Needed from the entries below: every line that holds the word "actuariel".

==== Material provided ====

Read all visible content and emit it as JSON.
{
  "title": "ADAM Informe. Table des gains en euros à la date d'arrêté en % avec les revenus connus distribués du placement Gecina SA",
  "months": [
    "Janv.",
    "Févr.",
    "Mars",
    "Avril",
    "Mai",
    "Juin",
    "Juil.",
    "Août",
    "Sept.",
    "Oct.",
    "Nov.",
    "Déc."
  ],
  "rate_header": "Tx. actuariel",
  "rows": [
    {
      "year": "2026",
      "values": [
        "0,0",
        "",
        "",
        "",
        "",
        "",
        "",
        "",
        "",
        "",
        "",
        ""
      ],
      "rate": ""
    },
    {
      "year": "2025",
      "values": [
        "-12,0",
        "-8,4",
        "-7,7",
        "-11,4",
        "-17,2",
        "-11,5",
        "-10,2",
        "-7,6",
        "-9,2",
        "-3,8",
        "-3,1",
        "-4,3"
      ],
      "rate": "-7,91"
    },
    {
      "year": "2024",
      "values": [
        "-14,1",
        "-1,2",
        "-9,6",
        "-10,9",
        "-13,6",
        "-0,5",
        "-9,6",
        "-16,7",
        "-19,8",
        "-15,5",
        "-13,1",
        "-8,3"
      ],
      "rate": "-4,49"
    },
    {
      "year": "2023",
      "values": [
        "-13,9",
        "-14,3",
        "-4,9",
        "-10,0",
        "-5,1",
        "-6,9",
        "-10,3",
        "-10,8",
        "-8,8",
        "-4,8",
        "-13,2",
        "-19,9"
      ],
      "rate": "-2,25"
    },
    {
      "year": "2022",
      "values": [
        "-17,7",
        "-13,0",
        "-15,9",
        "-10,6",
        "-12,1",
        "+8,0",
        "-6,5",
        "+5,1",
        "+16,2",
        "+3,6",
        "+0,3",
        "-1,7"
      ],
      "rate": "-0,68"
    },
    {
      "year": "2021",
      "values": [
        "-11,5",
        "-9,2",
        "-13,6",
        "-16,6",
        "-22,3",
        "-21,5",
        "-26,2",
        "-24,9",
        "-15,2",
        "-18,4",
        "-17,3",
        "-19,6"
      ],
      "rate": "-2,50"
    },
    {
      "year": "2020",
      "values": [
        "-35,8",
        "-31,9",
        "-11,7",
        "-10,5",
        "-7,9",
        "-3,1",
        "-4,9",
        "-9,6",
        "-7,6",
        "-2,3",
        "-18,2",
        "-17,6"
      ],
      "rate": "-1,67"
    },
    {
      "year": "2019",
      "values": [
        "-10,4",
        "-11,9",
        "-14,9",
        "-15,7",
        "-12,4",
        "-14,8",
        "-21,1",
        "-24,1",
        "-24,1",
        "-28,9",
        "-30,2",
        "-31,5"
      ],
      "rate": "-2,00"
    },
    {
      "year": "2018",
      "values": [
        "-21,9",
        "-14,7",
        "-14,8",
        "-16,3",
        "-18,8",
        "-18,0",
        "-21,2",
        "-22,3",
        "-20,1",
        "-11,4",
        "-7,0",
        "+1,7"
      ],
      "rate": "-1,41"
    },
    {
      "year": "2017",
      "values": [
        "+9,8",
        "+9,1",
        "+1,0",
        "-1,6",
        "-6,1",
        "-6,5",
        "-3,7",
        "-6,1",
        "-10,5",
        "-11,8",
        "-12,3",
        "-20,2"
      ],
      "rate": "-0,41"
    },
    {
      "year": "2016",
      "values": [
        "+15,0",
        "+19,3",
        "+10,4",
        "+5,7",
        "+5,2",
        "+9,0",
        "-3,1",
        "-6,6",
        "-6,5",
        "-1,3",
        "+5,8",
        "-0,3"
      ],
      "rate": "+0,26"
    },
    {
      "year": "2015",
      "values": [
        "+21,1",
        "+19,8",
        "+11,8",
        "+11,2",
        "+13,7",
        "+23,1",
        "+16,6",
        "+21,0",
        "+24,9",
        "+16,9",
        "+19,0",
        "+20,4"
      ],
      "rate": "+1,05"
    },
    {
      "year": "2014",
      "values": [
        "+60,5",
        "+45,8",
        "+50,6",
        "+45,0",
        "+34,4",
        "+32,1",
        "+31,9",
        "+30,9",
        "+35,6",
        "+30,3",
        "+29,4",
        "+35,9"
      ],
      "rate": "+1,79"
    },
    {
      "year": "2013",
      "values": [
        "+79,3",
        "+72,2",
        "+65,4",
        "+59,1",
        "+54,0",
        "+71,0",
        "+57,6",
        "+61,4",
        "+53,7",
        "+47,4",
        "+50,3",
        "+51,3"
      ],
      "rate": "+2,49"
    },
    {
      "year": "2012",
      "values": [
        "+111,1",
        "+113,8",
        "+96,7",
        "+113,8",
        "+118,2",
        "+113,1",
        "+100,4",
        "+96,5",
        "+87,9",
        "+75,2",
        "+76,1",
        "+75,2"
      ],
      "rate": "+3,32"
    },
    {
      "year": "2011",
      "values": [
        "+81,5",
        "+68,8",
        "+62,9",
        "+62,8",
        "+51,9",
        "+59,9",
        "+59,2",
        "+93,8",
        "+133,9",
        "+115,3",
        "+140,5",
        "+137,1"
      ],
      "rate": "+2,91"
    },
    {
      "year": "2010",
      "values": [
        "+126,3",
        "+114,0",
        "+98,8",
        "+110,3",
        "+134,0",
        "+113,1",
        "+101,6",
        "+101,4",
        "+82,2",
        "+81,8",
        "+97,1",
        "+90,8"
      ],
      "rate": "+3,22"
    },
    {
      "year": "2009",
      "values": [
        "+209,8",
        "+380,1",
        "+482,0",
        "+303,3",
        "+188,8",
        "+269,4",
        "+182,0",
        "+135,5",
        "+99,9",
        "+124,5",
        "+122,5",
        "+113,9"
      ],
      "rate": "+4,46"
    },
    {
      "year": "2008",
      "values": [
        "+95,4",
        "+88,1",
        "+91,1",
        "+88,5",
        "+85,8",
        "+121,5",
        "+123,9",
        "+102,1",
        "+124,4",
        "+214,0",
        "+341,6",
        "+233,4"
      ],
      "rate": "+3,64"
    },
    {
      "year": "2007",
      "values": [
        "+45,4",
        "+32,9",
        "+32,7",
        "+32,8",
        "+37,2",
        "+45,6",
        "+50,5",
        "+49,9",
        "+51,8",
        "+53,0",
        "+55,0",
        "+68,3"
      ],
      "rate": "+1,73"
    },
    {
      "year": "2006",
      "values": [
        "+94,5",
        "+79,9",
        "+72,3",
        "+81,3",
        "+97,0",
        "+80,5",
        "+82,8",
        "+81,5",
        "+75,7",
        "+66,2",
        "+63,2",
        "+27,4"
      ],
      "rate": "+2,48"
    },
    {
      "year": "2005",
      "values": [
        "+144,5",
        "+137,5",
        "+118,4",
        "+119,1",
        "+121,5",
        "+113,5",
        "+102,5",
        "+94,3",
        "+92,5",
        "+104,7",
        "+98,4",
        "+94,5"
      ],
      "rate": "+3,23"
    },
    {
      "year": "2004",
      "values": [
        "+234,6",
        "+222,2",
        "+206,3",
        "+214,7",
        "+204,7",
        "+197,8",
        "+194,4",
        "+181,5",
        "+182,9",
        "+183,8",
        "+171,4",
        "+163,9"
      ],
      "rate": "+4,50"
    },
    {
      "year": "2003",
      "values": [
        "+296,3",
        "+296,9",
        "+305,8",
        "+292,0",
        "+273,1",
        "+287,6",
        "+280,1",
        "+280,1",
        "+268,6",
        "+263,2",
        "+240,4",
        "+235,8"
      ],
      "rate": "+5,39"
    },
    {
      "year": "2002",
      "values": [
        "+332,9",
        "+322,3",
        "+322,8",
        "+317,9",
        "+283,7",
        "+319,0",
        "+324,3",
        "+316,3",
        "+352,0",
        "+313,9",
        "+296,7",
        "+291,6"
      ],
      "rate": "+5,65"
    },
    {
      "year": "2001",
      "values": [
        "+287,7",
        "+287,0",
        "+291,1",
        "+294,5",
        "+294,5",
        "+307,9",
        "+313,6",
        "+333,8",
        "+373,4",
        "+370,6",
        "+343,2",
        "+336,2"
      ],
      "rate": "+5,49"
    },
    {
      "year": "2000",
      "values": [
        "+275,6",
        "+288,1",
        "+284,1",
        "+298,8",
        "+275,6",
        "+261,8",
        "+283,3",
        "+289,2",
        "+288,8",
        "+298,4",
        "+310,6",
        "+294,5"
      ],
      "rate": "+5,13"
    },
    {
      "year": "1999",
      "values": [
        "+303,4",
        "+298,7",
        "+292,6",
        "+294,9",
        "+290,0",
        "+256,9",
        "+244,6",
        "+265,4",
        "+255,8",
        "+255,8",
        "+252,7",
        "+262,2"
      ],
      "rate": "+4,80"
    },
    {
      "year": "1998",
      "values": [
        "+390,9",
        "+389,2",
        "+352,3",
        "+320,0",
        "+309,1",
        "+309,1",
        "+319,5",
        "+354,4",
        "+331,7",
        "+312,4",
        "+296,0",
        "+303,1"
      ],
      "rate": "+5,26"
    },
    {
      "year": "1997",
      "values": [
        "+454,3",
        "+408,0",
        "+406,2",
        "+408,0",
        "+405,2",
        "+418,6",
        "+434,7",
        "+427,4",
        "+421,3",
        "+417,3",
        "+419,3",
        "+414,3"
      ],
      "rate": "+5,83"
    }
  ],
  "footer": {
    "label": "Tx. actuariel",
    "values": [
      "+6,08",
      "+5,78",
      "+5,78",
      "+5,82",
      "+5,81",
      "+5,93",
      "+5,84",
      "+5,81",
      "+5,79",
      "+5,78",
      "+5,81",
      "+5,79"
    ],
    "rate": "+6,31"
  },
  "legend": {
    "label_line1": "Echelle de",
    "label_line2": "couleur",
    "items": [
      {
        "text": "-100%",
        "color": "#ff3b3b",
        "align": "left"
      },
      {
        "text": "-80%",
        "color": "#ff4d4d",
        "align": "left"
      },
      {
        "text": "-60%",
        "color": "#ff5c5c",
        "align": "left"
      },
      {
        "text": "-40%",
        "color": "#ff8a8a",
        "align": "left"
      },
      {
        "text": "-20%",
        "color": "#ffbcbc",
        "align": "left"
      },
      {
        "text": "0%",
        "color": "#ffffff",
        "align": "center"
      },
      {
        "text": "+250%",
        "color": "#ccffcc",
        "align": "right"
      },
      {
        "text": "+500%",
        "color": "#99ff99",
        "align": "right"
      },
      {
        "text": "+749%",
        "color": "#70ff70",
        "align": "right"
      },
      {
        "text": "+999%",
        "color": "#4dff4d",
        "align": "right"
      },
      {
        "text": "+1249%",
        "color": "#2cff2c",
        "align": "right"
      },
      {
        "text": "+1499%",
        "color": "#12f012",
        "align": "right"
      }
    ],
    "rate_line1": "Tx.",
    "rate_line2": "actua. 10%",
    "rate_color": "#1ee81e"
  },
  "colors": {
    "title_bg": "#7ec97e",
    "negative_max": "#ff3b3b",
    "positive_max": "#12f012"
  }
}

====

_Solution below:_
  "rate_header": "Tx. actuariel",
    "label": "Tx. actuariel",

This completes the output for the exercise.